bodies with a percentage of blood in order exercise our rights to move,"
she said.

"We're not Canadian and we're not American," Simpson said. "They [the border guards] just don't get it."

Jolene Rickard, Tuscarora, spoke of the Indian Defense League of America,
which has fought for eight decades to uphold Native border crossing rights
granted under the Jay Treaty of 1794 and the 1814 Treaty of Ghent, which
ended the War of 1812. Her grandfather, Chief Clinton Rickard, founded IDLA
in 1926.

"My grandfather and his contemporaries had courage to continue to be
Indian, while others said he was 'returning to the blanket,'" Rickard said,
adding that exercising sovereign rights was "a real experience, not just
rhetoric" for many Tuscarora. Chief Rickard and others believed it was
their responsibility to preserve indigenous rights to cross the "medicine
line," as they referred to the border.

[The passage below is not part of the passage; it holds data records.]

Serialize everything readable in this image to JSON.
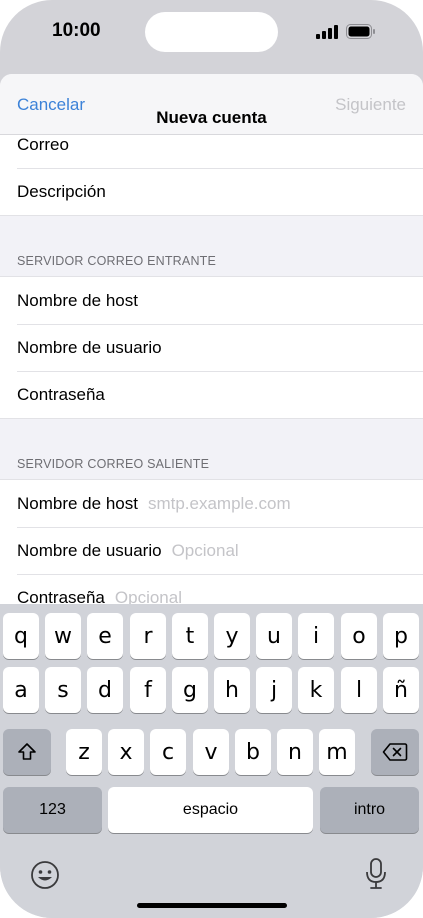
{
  "status_bar": {
    "time": "10:00"
  },
  "nav": {
    "cancel": "Cancelar",
    "title": "Nueva cuenta",
    "next": "Siguiente"
  },
  "account_group": {
    "rows": [
      {
        "label": "Correo"
      },
      {
        "label": "Descripción"
      }
    ]
  },
  "incoming": {
    "header": "SERVIDOR CORREO ENTRANTE",
    "rows": [
      {
        "label": "Nombre de host"
      },
      {
        "label": "Nombre de usuario"
      },
      {
        "label": "Contraseña"
      }
    ]
  },
  "outgoing": {
    "header": "SERVIDOR CORREO SALIENTE",
    "rows": [
      {
        "label": "Nombre de host",
        "placeholder": "smtp.example.com"
      },
      {
        "label": "Nombre de usuario",
        "placeholder": "Opcional"
      },
      {
        "label": "Contraseña",
        "placeholder": "Opcional"
      }
    ]
  },
  "keyboard": {
    "row1": [
      "q",
      "w",
      "e",
      "r",
      "t",
      "y",
      "u",
      "i",
      "o",
      "p"
    ],
    "row2": [
      "a",
      "s",
      "d",
      "f",
      "g",
      "h",
      "j",
      "k",
      "l",
      "ñ"
    ],
    "row3": [
      "z",
      "x",
      "c",
      "v",
      "b",
      "n",
      "m"
    ],
    "numbers": "123",
    "space": "espacio",
    "return": "intro",
    "icons": {
      "shift": "shift-icon",
      "delete": "delete-icon",
      "emoji": "emoji-icon",
      "mic": "microphone-icon"
    }
  },
  "colors": {
    "accent": "#3c82d8",
    "placeholder": "#c4c4c8",
    "disabled": "#c4c4c8"
  }
}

"The IDLA was established to guarantee unrestricted passage on the
continent of North America for Indian people," according to a statement on
the group's Web site. "Unrestricted passage is considered an inherent right
for indigenous people."

The group takes its inspiration from Deskaheh, or Levi General, a Caygua
sachem from the Six Nations of the Grand River reserve in Ontario. In 1923,
Deskaheh traveled to Geneva to address the League of Nations regarding
Canadian interference in treaty rights guaranteed to Native peoples.
Although he gained an enthusiastic following in Europe, Deskaheh was unable
to address the league directly and he returned, discouraged, in 1924.

Every year, on the third Sunday in July, IDLA leads the "Border Crossing
Celebration," a march across the Queenston-Lewiston Bridge that spans the
Niagara River downstream from the famous waterfalls.

Rickard said that IDLA maintains dialogues and is "constantly negotiating"
with four commissions that govern the various bridges between New York and
Canada. In July 2004, approximately 300 people participated in the march
across the border.

"The march is important," Rickard said. "The more people that come out, the
easier it is to maintain the dialogue."